Hi! I’m Julia. Surprisingly, I never picked up baking at a young age. Mainly because my childhood apartment in China never had an oven and pastries were a rare occurrence in our household.
I remember the first time I baked on my own as an adult. I had just rented my first apartment after graduating (that had an oven!) and decided to make snickerdoodle cookies (I had fond summer school memories of these cookies). Not understanding that cookies must sit on the pan a couple minutes out of the oven and will continue to crisp up, I baked the cookies until they were rock hard. These cookies were not what I remembered and my friends kindly tried them without much comment. I put off baking thinking it was a science I would never understand.
Fast forward 2 years and I was back in China for a new job and, once again, in an apartment with no oven.
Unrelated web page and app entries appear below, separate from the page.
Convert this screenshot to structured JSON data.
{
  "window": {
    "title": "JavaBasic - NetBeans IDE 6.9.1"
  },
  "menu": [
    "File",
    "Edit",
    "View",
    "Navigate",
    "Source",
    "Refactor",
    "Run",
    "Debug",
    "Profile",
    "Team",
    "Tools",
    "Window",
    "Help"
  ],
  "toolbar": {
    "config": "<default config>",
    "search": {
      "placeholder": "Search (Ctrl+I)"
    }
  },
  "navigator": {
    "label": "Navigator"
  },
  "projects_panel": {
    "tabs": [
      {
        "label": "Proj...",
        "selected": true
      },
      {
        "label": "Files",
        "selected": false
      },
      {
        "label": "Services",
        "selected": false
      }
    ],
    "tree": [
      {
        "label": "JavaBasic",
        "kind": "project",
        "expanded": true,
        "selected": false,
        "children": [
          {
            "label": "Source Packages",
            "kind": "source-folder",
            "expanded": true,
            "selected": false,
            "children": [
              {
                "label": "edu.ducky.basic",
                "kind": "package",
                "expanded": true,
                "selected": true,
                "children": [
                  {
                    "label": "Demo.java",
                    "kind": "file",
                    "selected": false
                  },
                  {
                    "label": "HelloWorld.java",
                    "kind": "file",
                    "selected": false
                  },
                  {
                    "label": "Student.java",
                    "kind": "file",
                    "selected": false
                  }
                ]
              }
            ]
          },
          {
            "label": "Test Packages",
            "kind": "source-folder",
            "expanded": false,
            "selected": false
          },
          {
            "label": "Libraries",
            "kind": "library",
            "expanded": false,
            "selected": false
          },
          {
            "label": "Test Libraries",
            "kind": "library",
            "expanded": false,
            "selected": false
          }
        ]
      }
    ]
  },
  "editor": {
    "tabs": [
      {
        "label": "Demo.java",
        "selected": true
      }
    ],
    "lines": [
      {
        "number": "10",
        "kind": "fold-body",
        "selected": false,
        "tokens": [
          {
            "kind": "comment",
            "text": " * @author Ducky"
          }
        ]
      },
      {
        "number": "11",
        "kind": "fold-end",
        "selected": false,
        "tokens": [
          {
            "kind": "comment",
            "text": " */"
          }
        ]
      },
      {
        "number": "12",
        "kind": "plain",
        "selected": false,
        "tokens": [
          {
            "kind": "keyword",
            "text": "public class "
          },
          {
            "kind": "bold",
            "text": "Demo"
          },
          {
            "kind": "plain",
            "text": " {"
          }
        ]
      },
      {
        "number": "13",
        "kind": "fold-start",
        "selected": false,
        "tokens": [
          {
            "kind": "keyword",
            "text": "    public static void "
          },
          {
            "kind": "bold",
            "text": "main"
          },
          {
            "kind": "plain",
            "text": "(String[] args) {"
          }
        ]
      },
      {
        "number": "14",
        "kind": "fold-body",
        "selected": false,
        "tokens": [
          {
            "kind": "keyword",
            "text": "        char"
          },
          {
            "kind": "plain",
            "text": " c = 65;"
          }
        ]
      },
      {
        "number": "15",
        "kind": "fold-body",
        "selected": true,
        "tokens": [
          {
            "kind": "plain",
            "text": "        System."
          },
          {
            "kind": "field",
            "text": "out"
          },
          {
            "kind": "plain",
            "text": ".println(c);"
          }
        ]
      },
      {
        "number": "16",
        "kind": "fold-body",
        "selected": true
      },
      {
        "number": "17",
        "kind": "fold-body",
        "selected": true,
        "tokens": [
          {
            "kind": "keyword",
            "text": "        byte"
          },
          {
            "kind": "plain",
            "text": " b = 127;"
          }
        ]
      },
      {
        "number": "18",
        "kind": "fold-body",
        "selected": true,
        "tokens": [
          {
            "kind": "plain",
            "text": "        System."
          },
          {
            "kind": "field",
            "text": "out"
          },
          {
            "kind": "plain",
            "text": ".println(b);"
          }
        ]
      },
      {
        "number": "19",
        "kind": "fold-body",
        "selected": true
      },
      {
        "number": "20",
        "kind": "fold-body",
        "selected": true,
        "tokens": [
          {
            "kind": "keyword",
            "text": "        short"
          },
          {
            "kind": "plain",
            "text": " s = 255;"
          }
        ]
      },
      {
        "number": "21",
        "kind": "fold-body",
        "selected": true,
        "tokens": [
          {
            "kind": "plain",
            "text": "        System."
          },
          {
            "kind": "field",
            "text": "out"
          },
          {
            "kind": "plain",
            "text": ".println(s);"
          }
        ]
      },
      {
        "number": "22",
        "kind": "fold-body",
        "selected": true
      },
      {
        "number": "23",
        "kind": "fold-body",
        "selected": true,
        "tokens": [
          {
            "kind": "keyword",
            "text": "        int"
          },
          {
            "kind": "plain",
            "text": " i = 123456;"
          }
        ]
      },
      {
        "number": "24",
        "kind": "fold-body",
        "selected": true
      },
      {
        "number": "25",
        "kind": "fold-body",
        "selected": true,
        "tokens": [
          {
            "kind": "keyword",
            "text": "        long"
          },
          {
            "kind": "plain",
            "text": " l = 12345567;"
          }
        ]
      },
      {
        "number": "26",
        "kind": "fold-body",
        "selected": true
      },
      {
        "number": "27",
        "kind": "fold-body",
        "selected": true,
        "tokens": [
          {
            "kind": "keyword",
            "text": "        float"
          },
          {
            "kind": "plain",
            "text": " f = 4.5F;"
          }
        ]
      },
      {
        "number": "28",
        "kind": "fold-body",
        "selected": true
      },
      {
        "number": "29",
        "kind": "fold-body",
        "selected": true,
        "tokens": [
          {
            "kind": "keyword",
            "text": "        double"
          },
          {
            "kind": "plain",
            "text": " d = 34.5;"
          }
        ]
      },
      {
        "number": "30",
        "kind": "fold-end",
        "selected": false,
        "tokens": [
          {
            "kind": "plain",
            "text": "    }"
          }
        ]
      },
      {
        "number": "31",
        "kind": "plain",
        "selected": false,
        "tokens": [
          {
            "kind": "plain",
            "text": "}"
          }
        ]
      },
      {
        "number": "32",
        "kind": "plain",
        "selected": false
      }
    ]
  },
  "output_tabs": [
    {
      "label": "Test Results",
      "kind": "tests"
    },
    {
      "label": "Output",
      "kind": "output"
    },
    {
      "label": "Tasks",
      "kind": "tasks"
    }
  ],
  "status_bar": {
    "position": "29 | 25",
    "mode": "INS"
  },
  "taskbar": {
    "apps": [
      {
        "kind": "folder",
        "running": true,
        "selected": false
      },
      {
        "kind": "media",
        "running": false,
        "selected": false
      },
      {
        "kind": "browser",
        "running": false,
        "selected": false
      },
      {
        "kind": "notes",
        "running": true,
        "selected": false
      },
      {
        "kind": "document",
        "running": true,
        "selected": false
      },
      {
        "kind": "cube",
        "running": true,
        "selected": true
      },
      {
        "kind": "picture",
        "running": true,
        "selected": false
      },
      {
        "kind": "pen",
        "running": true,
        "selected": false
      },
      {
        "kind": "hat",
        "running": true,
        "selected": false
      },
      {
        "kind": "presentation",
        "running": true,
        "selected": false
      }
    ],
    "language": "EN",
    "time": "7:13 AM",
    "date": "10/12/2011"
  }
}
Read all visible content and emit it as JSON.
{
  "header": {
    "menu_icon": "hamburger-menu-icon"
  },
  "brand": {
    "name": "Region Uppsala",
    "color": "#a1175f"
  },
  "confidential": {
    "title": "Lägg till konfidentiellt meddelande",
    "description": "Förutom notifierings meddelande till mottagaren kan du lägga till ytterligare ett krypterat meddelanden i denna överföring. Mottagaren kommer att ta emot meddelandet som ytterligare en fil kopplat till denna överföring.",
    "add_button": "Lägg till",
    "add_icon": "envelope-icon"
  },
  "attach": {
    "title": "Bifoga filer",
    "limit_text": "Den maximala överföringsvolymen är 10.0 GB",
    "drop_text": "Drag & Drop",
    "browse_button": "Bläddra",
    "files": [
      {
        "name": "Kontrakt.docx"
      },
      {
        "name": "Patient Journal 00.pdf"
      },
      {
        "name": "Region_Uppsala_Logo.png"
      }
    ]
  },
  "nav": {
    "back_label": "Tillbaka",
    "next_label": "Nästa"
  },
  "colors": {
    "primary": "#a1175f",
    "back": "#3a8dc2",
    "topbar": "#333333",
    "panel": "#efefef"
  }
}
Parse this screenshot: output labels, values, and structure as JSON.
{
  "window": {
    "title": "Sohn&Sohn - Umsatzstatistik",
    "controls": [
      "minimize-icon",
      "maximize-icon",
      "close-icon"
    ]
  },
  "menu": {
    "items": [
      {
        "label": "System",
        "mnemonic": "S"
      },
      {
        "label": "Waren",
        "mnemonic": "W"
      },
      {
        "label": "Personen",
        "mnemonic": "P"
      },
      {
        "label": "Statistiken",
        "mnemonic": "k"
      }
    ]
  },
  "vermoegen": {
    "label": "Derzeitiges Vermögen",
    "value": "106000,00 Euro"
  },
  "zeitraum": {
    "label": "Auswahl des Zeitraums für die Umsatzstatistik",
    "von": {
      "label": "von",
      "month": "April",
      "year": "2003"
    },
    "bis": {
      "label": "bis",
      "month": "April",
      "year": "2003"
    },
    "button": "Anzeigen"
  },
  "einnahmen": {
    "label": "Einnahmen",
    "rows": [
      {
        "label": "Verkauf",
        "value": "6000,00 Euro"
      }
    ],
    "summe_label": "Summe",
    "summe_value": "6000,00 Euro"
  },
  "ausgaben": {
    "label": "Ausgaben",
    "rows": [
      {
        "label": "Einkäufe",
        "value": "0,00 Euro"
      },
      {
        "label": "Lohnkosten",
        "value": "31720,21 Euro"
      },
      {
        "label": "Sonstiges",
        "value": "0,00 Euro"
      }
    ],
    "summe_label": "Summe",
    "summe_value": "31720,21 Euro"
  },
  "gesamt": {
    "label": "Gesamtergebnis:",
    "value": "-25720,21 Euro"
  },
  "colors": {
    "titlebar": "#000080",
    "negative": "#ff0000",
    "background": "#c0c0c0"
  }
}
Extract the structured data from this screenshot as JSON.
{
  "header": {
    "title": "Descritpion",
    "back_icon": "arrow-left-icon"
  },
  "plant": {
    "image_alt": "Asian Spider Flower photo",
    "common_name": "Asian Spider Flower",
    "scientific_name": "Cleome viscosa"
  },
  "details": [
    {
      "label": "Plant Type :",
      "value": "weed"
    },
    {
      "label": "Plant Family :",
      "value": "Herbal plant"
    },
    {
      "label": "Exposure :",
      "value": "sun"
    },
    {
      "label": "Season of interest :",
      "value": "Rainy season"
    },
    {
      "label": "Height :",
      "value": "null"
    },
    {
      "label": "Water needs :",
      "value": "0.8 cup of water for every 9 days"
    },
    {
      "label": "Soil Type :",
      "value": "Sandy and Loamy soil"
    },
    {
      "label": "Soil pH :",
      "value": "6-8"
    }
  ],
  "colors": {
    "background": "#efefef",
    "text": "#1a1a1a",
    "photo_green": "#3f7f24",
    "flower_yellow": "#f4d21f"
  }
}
This was a case of wanting what I didn’t have and not appreciating it when I did have it. Realizing that the desserts I wanted just didn’t exist or were overpriced (as most Western foods are in Asia), I decided to try my hand at baking again. I bought a slightly more advanced toaster oven and I’ve never stopped since.
Today, I work as a brand and digital strategist, while continuing to experiment in the kitchens on the weekends.
My goal is to recreate childhood Asian recipes for busy schedules
I’m lucky to have relatives who are great chefs and being able to grow up around them in China. When I started living on my own after college and cooking more for myself, I realize there was much more flexibility to cooking than there is to baking. While timing, temperature, and precision are key for many pastry recipes, cooking allows for testing and adjustment.
I cooked relatively simple for myself, but after meeting a significant other who “eats to live,” I was determined to make him foods that he would thoroughly enjoy. The both of us love Asian cuisines, and I was determined to not only learn the recipes of my childhood but to be able to adjust them to fit our busy schedules. My goal has always been to create easy Asian recipes for the time-conscious home cook.
Additionally, many Chinese recipes still don’t provide measurements. The ones that do often showcase ingredients as “a spoonful of this” and “a spoonful of that.” My recipes come from watching my favorite dishes get made. I focus on the ingredients and their reactions with one another, and the final flavor. From there, I recreate these dishes at home with more precise measurements so every one can try them.
Why are you called The Floured Camera?
I’ve always had a strong passion for photography– picking up my first DSLR on eBay when I was 15. After I started baking, I realize I loved setting up flatlays for whatever I had baked that weekend. While I still love shooting portraitures, I realized my camera has shot more baked goods than people– hence The Floured Camera.
Want to work with me?
I’m always excited to hear from you guys so reach out to say hello or to inquire about a collaboration.
I work with individual brands for product photoshoots and branding opportunities, but am also open to other forms of partnership.